Maharashtra is the second most populous State after Uttar Pradesh. It has approximately 8.06 core voters comprising 288 assembly constituencies. Maharashtra will go to polls in five months.
IT expert and head of NIC at Andhra Pradesh – the official IT agency under government of India – Mr BV Sharma said this is a first.
"As per my knowledge, the usage of face-recognition algorithms for correction of voters' lists, if put into practice, is the first time in India by a state government," he said. Currently, BSNL, a government of India undertaking uses face-recognition algorithms for its telephone directory, he said.
Maharastra has many credits to it for IT-savvy electoral reforms. One such initiative, the Election Management Project, is aimed at integration between the websites of the state election commission, local bodies/urban local bodies and the web-based application known as e-Yadi. The project redefines and automates the pre-election process to a large extent. It aims to cover the election management process for various polls, from municipal corporations to gram panchayats.
Before e-Yadi, electoral roll preparation involved manual cutting, pasting and copying. A strict monitoring system could not be established and, as a result, the electoral roll preparation process was full of loopholes.
Another is the introduction of GIS technology to demarcate election wards using Google maps. To make elections hassle-free for all stakeholders, the State Election Commission has implemented it. The maps show the boundaries of the selected wards and the polling booths during polls. The current scenario enables easy and direct access to citizens given by the commission as to where and when to vote.
Recognition algorithms can be divided into two main approaches: geometric, which looks at distinguishing features, or photometric, which is a statistical approach that distills an image into values and compares the values with templates to eliminate variances.
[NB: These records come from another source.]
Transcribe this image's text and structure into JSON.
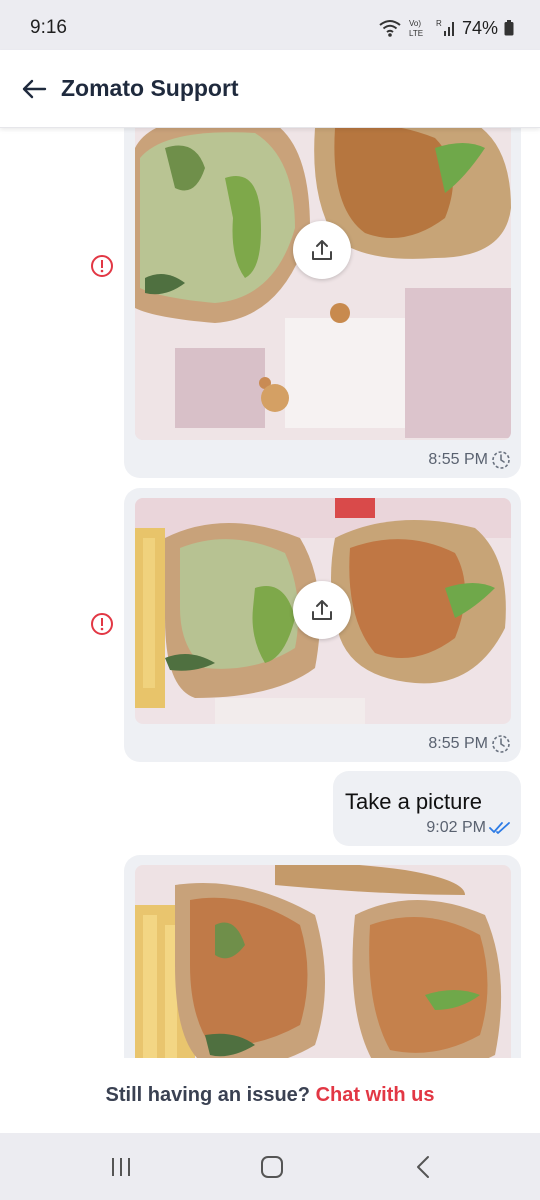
{
  "status_bar": {
    "time": "9:16",
    "network_label": "Vo) LTE",
    "roaming_label": "R",
    "battery": "74%"
  },
  "header": {
    "back_icon": "arrow-left-icon",
    "title": "Zomato Support"
  },
  "messages": [
    {
      "type": "image",
      "sender": "user",
      "time": "8:55 PM",
      "status_icon": "pending-clock-icon",
      "error": true,
      "upload_icon": "upload-icon"
    },
    {
      "type": "image",
      "sender": "user",
      "time": "8:55 PM",
      "status_icon": "pending-clock-icon",
      "error": true,
      "upload_icon": "upload-icon"
    },
    {
      "type": "text",
      "sender": "user",
      "text": "Take a picture",
      "time": "9:02 PM",
      "status_icon": "double-check-icon"
    },
    {
      "type": "image",
      "sender": "user"
    }
  ],
  "footer": {
    "question": "Still having an issue? ",
    "link": "Chat with us"
  },
  "colors": {
    "accent": "#e23744",
    "bubble": "#eef0f4",
    "read_tick": "#2d7be5",
    "error": "#e23744"
  },
  "nav_bar": {
    "recents_icon": "recent-apps-icon",
    "home_icon": "home-icon",
    "back_icon": "back-chevron-icon"
  }
}
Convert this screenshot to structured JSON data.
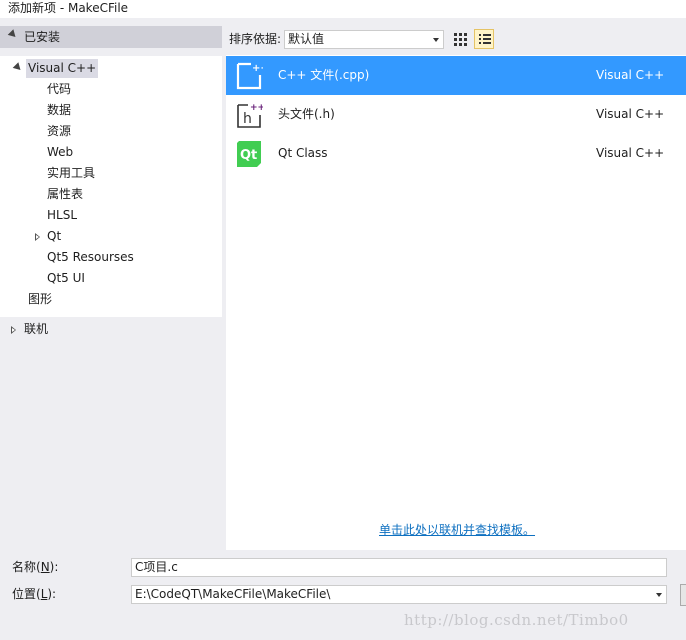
{
  "window": {
    "title": "添加新项 - MakeCFile"
  },
  "left_panel": {
    "installed_label": "已安装",
    "tree": [
      {
        "label": "Visual C++",
        "level": 0,
        "state": "expanded",
        "selected": true
      },
      {
        "label": "代码",
        "level": 1
      },
      {
        "label": "数据",
        "level": 1
      },
      {
        "label": "资源",
        "level": 1
      },
      {
        "label": "Web",
        "level": 1
      },
      {
        "label": "实用工具",
        "level": 1
      },
      {
        "label": "属性表",
        "level": 1
      },
      {
        "label": "HLSL",
        "level": 1
      },
      {
        "label": "Qt",
        "level": 1,
        "state": "collapsed"
      },
      {
        "label": "Qt5 Resourses",
        "level": 1
      },
      {
        "label": "Qt5 UI",
        "level": 1
      },
      {
        "label": "图形",
        "level": 0
      }
    ],
    "online_label": "联机"
  },
  "toolbar": {
    "sort_label": "排序依据:",
    "sort_value": "默认值"
  },
  "templates": [
    {
      "name": "C++ 文件(.cpp)",
      "lang": "Visual C++",
      "icon": "cpp-file-icon",
      "selected": true
    },
    {
      "name": "头文件(.h)",
      "lang": "Visual C++",
      "icon": "header-file-icon",
      "selected": false
    },
    {
      "name": "Qt Class",
      "lang": "Visual C++",
      "icon": "qt-class-icon",
      "selected": false
    }
  ],
  "online_link": "单击此处以联机并查找模板。",
  "form": {
    "name_label": "名称(",
    "name_key": "N",
    "name_label_end": "):",
    "name_value": "C项目.c",
    "location_label": "位置(",
    "location_key": "L",
    "location_label_end": "):",
    "location_value": "E:\\CodeQT\\MakeCFile\\MakeCFile\\"
  },
  "watermark": "http://blog.csdn.net/Timbo0",
  "colors": {
    "selection": "#3399ff",
    "link": "#0e70c0",
    "panel_bg": "#eeeef2",
    "qt_green": "#41cd52"
  }
}
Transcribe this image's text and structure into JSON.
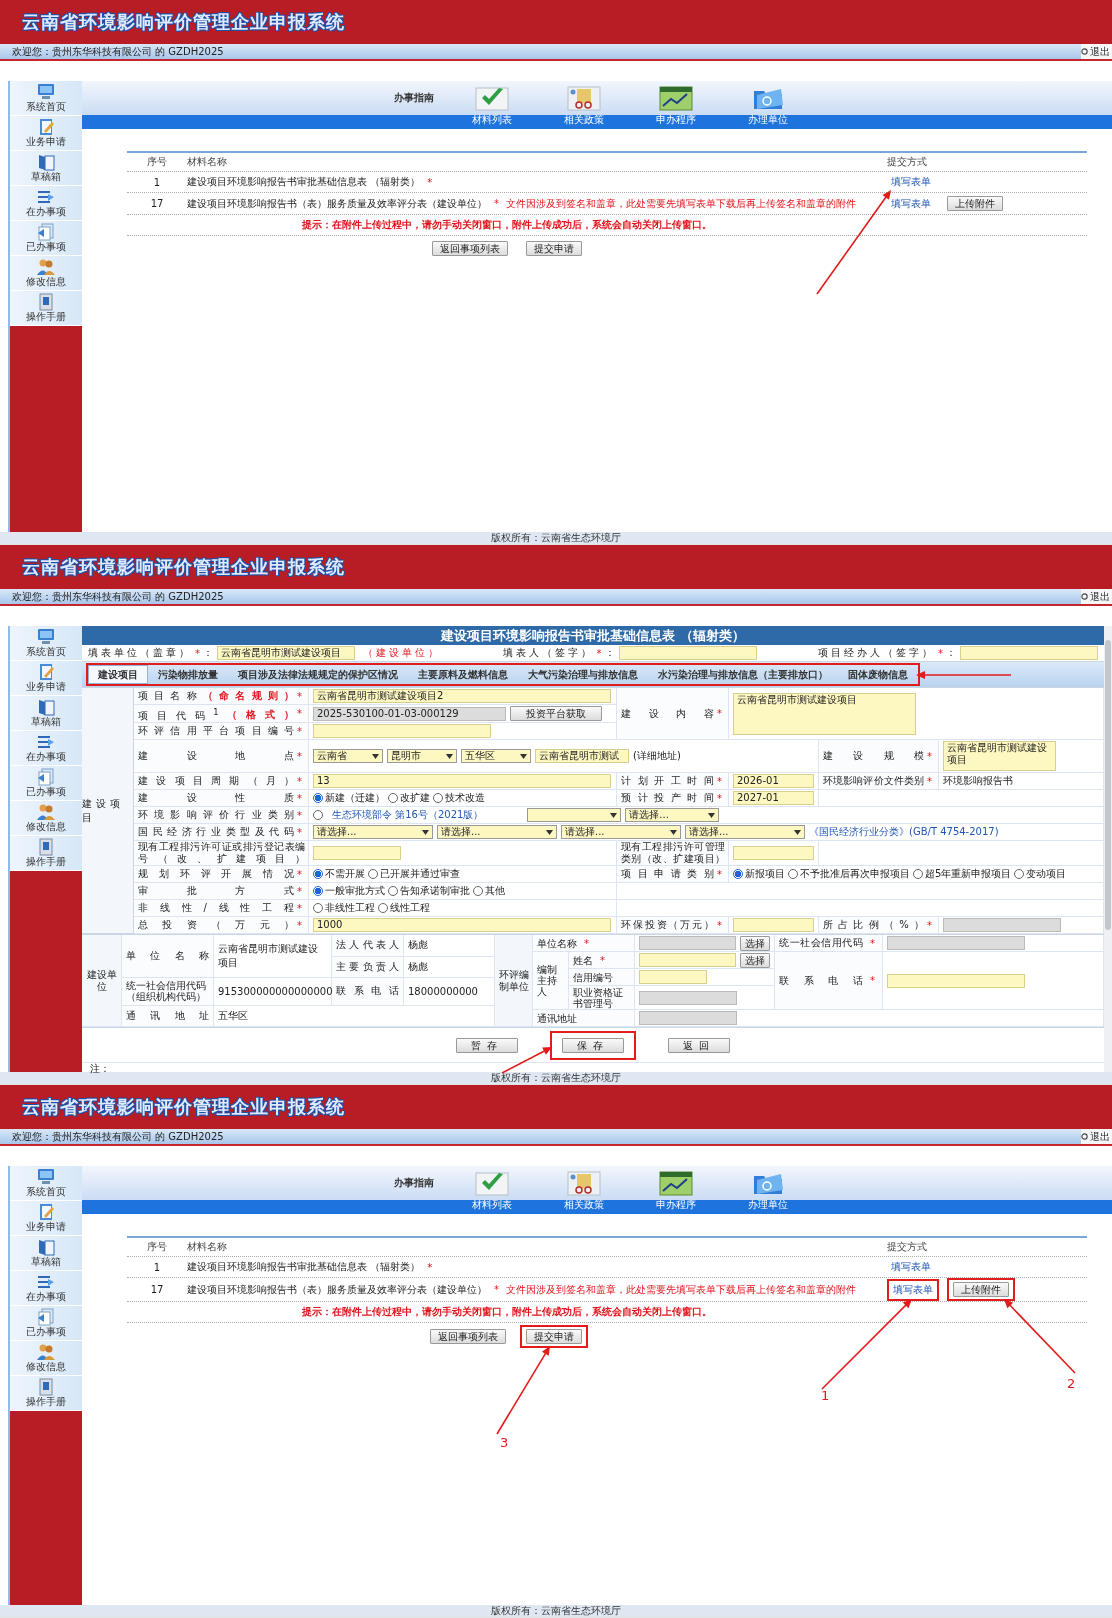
{
  "screens": [
    {
      "kind": "list",
      "title": "云南省环境影响评价管理企业申报系统",
      "welcome": "欢迎您：贵州东华科技有限公司 的 GZDH2025",
      "logout": "退出",
      "sidebar": [
        {
          "label": "系统首页"
        },
        {
          "label": "业务申请"
        },
        {
          "label": "草稿箱"
        },
        {
          "label": "在办事项"
        },
        {
          "label": "已办事项"
        },
        {
          "label": "修改信息"
        },
        {
          "label": "操作手册"
        }
      ],
      "guide": {
        "label": "办事指南",
        "items": [
          {
            "label": "材料列表"
          },
          {
            "label": "相关政策"
          },
          {
            "label": "申办程序"
          },
          {
            "label": "办理单位"
          }
        ]
      },
      "table": {
        "columns": [
          "序号",
          "材料名称",
          "提交方式"
        ],
        "rows": [
          {
            "no": "1",
            "name": "建设项目环境影响报告书审批基础信息表 （辐射类）",
            "required": true,
            "mark": "*",
            "actions": [
              {
                "kind": "link",
                "label": "填写表单",
                "highlighted": false,
                "pointer": true
              }
            ]
          },
          {
            "no": "17",
            "name": "建设项目环境影响报告书（表）服务质量及效率评分表（建设单位）",
            "required": true,
            "mark": "*",
            "note": "文件因涉及到签名和盖章，此处需要先填写表单下载后再上传签名和盖章的附件",
            "actions": [
              {
                "kind": "link",
                "label": "填写表单",
                "highlighted": false,
                "pointer": false
              },
              {
                "kind": "button",
                "label": "上传附件",
                "highlighted": false,
                "pointer": false
              }
            ]
          }
        ]
      },
      "hint": "提示：在附件上传过程中，请勿手动关闭窗口，附件上传成功后，系统会自动关闭上传窗口。",
      "buttons": [
        {
          "label": "返回事项列表",
          "highlighted": false,
          "pointer": false
        },
        {
          "label": "提交申请",
          "highlighted": false,
          "pointer": false
        }
      ],
      "footer": "版权所有：云南省生态环境厅"
    },
    {
      "kind": "form",
      "title": "云南省环境影响评价管理企业申报系统",
      "welcome": "欢迎您：贵州东华科技有限公司 的 GZDH2025",
      "logout": "退出",
      "sidebar": [
        {
          "label": "系统首页"
        },
        {
          "label": "业务申请"
        },
        {
          "label": "草稿箱"
        },
        {
          "label": "在办事项"
        },
        {
          "label": "已办事项"
        },
        {
          "label": "修改信息"
        },
        {
          "label": "操作手册"
        }
      ],
      "form": {
        "title": "建设项目环境影响报告书审批基础信息表 （辐射类）",
        "signers": [
          {
            "label": "填表单位（盖章）",
            "required": true,
            "mark": "*",
            "colon": "：",
            "value": "云南省昆明市测试建设项目",
            "suffix": "（建设单位）"
          },
          {
            "label": "填表人（签字）",
            "required": true,
            "mark": "*",
            "colon": "："
          },
          {
            "label": "项目经办人（签字）",
            "required": true,
            "mark": "*",
            "colon": "："
          }
        ],
        "tabs": [
          {
            "label": "建设项目",
            "selected": true
          },
          {
            "label": "污染物排放量",
            "selected": false
          },
          {
            "label": "项目涉及法律法规规定的保护区情况",
            "selected": false
          },
          {
            "label": "主要原料及燃料信息",
            "selected": false
          },
          {
            "label": "大气污染治理与排放信息",
            "selected": false
          },
          {
            "label": "水污染治理与排放信息（主要排放口）",
            "selected": false
          },
          {
            "label": "固体废物信息",
            "selected": false
          }
        ],
        "tabs_highlighted": true,
        "tabs_pointer": true,
        "project": {
          "section": "建设项目",
          "rows": [
            {
              "groups": [
                {
                  "label": "项目名称",
                  "rule": "（命名规则）",
                  "required": true,
                  "mark": "*",
                  "fields": [
                    {
                      "kind": "input",
                      "value": "云南省昆明市测试建设项目2"
                    }
                  ]
                },
                {
                  "label": "建设内容",
                  "required": true,
                  "mark": "*",
                  "fields": [
                    {
                      "kind": "textarea",
                      "value": "云南省昆明市测试建设项目"
                    }
                  ]
                }
              ]
            },
            {
              "groups": [
                {
                  "label": "项目代码$^{1}$",
                  "rule": "（格式）",
                  "required": true,
                  "mark": "*",
                  "fields": [
                    {
                      "kind": "input",
                      "value": "2025-530100-01-03-000129",
                      "readonly": true
                    },
                    {
                      "kind": "button",
                      "label": "投资平台获取"
                    }
                  ]
                }
              ]
            },
            {
              "groups": [
                {
                  "label": "环评信用平台项目编号",
                  "required": true,
                  "mark": "*",
                  "fields": [
                    {
                      "kind": "input"
                    }
                  ]
                }
              ]
            },
            {
              "groups": [
                {
                  "label": "建设地点",
                  "required": true,
                  "mark": "*",
                  "fields": [
                    {
                      "kind": "select",
                      "value": "云南省"
                    },
                    {
                      "kind": "select",
                      "value": "昆明市"
                    },
                    {
                      "kind": "select",
                      "value": "五华区"
                    },
                    {
                      "kind": "input",
                      "value": "云南省昆明市测试"
                    },
                    {
                      "kind": "text",
                      "text": "(详细地址)"
                    }
                  ]
                },
                {
                  "label": "建设规模",
                  "required": true,
                  "mark": "*",
                  "fields": [
                    {
                      "kind": "textarea",
                      "value": "云南省昆明市测试建设项目"
                    }
                  ]
                }
              ]
            },
            {
              "groups": [
                {
                  "label": "建设项目周期（月）",
                  "required": true,
                  "mark": "*",
                  "fields": [
                    {
                      "kind": "input",
                      "value": "13"
                    }
                  ]
                },
                {
                  "label": "计划开工时间",
                  "required": true,
                  "mark": "*",
                  "fields": [
                    {
                      "kind": "input",
                      "value": "2026-01"
                    }
                  ]
                },
                {
                  "label": "环境影响评价文件类别",
                  "required": true,
                  "mark": "*",
                  "fields": [
                    {
                      "kind": "text",
                      "text": "环境影响报告书"
                    }
                  ]
                }
              ]
            },
            {
              "groups": [
                {
                  "label": "建设性质",
                  "required": true,
                  "mark": "*",
                  "fields": [
                    {
                      "kind": "radio",
                      "options": [
                        {
                          "label": "新建（迁建）",
                          "selected": true
                        },
                        {
                          "label": "改扩建",
                          "selected": false
                        },
                        {
                          "label": "技术改造",
                          "selected": false
                        }
                      ]
                    }
                  ]
                },
                {
                  "label": "预计投产时间",
                  "required": true,
                  "mark": "*",
                  "fields": [
                    {
                      "kind": "input",
                      "value": "2027-01"
                    }
                  ]
                }
              ]
            },
            {
              "groups": [
                {
                  "label": "环境影响评价行业类别",
                  "required": true,
                  "mark": "*",
                  "fields": [
                    {
                      "kind": "radio",
                      "options": [
                        {
                          "selected": false
                        }
                      ]
                    },
                    {
                      "kind": "link",
                      "text": "生态环境部令 第16号（2021版）"
                    },
                    {
                      "kind": "select"
                    },
                    {
                      "kind": "select",
                      "value": "请选择..."
                    }
                  ]
                }
              ]
            },
            {
              "groups": [
                {
                  "label": "国民经济行业类型及代码",
                  "required": true,
                  "mark": "*",
                  "fields": [
                    {
                      "kind": "select",
                      "value": "请选择..."
                    },
                    {
                      "kind": "select",
                      "value": "请选择..."
                    },
                    {
                      "kind": "select",
                      "value": "请选择..."
                    },
                    {
                      "kind": "select",
                      "value": "请选择..."
                    },
                    {
                      "kind": "link",
                      "text": "《国民经济行业分类》(GB/T 4754-2017)"
                    }
                  ]
                }
              ]
            },
            {
              "groups": [
                {
                  "label": "现有工程排污许可证或排污登记表编号（改、扩建项目）",
                  "required": false,
                  "fields": [
                    {
                      "kind": "input"
                    }
                  ]
                },
                {
                  "label": "现有工程排污许可管理类别（改、扩建项目）",
                  "required": false,
                  "fields": [
                    {
                      "kind": "input"
                    }
                  ]
                }
              ]
            },
            {
              "groups": [
                {
                  "label": "规划环评开展情况",
                  "required": true,
                  "mark": "*",
                  "fields": [
                    {
                      "kind": "radio",
                      "options": [
                        {
                          "label": "不需开展",
                          "selected": true
                        },
                        {
                          "label": "已开展并通过审查",
                          "selected": false
                        }
                      ]
                    }
                  ]
                },
                {
                  "label": "项目申请类别",
                  "required": true,
                  "mark": "*",
                  "fields": [
                    {
                      "kind": "radio",
                      "options": [
                        {
                          "label": "新报项目",
                          "selected": true
                        },
                        {
                          "label": "不予批准后再次申报项目",
                          "selected": false
                        },
                        {
                          "label": "超5年重新申报项目",
                          "selected": false
                        },
                        {
                          "label": "变动项目",
                          "selected": false
                        }
                      ]
                    }
                  ]
                }
              ]
            },
            {
              "groups": [
                {
                  "label": "审批方式",
                  "required": true,
                  "mark": "*",
                  "fields": [
                    {
                      "kind": "radio",
                      "options": [
                        {
                          "label": "一般审批方式",
                          "selected": true
                        },
                        {
                          "label": "告知承诺制审批",
                          "selected": false
                        },
                        {
                          "label": "其他",
                          "selected": false
                        }
                      ]
                    }
                  ]
                }
              ]
            },
            {
              "groups": [
                {
                  "label": "非线性/线性工程",
                  "required": true,
                  "mark": "*",
                  "fields": [
                    {
                      "kind": "radio",
                      "options": [
                        {
                          "label": "非线性工程",
                          "selected": false
                        },
                        {
                          "label": "线性工程",
                          "selected": false
                        }
                      ]
                    }
                  ]
                }
              ]
            },
            {
              "groups": [
                {
                  "label": "总投资（万元）",
                  "required": true,
                  "mark": "*",
                  "fields": [
                    {
                      "kind": "input",
                      "value": "1000"
                    }
                  ]
                },
                {
                  "label": "环保投资（万元）",
                  "required": true,
                  "mark": "*",
                  "fields": [
                    {
                      "kind": "input"
                    }
                  ]
                },
                {
                  "label": "所占比例（%）",
                  "required": true,
                  "mark": "*",
                  "fields": [
                    {
                      "kind": "input",
                      "readonly": true
                    }
                  ]
                }
              ]
            }
          ]
        },
        "builder": {
          "label": "建设单位",
          "name": {
            "label": "单位名称",
            "value": "云南省昆明市测试建设项目"
          },
          "legal": {
            "label": "法人代表人",
            "value": "杨彪"
          },
          "head": {
            "label": "主要负责人",
            "value": "杨彪"
          },
          "credit": {
            "label": "统一社会信用代码（组织机构代码）",
            "value": "915300000000000000"
          },
          "phone": {
            "label": "联系电话",
            "value": "18000000000"
          },
          "address": {
            "label": "通讯地址",
            "value": "五华区"
          }
        },
        "preparer": {
          "label": "环评编制单位",
          "name": {
            "label": "单位名称",
            "required": true,
            "mark": "*",
            "readonly": true,
            "button": "选择"
          },
          "credit": {
            "label": "统一社会信用代码",
            "required": true,
            "mark": "*",
            "readonly": true
          },
          "host": "编制主持人",
          "host_name": {
            "label": "姓名",
            "required": true,
            "mark": "*",
            "button": "选择"
          },
          "host_credit": {
            "label": "信用编号"
          },
          "host_cert": {
            "label": "职业资格证书管理号",
            "readonly": true
          },
          "phone": {
            "label": "联系电话",
            "required": true,
            "mark": "*"
          },
          "address": {
            "label": "通讯地址",
            "readonly": true
          }
        },
        "buttons": [
          {
            "label": "暂存",
            "highlighted": false,
            "pointer": false
          },
          {
            "label": "保存",
            "highlighted": true,
            "pointer": true
          },
          {
            "label": "返回",
            "highlighted": false,
            "pointer": false
          }
        ],
        "note": "注："
      },
      "footer": "版权所有：云南省生态环境厅"
    },
    {
      "kind": "list",
      "title": "云南省环境影响评价管理企业申报系统",
      "welcome": "欢迎您：贵州东华科技有限公司 的 GZDH2025",
      "logout": "退出",
      "sidebar": [
        {
          "label": "系统首页"
        },
        {
          "label": "业务申请"
        },
        {
          "label": "草稿箱"
        },
        {
          "label": "在办事项"
        },
        {
          "label": "已办事项"
        },
        {
          "label": "修改信息"
        },
        {
          "label": "操作手册"
        }
      ],
      "guide": {
        "label": "办事指南",
        "items": [
          {
            "label": "材料列表"
          },
          {
            "label": "相关政策"
          },
          {
            "label": "申办程序"
          },
          {
            "label": "办理单位"
          }
        ]
      },
      "table": {
        "columns": [
          "序号",
          "材料名称",
          "提交方式"
        ],
        "rows": [
          {
            "no": "1",
            "name": "建设项目环境影响报告书审批基础信息表 （辐射类）",
            "required": true,
            "mark": "*",
            "actions": [
              {
                "kind": "link",
                "label": "填写表单",
                "highlighted": false,
                "pointer": false
              }
            ]
          },
          {
            "no": "17",
            "name": "建设项目环境影响报告书（表）服务质量及效率评分表（建设单位）",
            "required": true,
            "mark": "*",
            "note": "文件因涉及到签名和盖章，此处需要先填写表单下载后再上传签名和盖章的附件",
            "actions": [
              {
                "kind": "link",
                "label": "填写表单",
                "highlighted": true,
                "pointer": true,
                "callout": "1"
              },
              {
                "kind": "button",
                "label": "上传附件",
                "highlighted": true,
                "pointer": true,
                "callout": "2"
              }
            ]
          }
        ]
      },
      "hint": "提示：在附件上传过程中，请勿手动关闭窗口，附件上传成功后，系统会自动关闭上传窗口。",
      "buttons": [
        {
          "label": "返回事项列表",
          "highlighted": false,
          "pointer": false
        },
        {
          "label": "提交申请",
          "highlighted": true,
          "pointer": true,
          "callout": "3"
        }
      ],
      "footer": "版权所有：云南省生态环境厅"
    }
  ]
}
According to Mr BV Sharma, face-recognition algorithms are available (with Microsoft and Oracle) and they are suitable for the use of recognising similar images and identifying similar names and grouping for correction in English. However, it is not known whether these algorithms can be used for regional language (Marathi).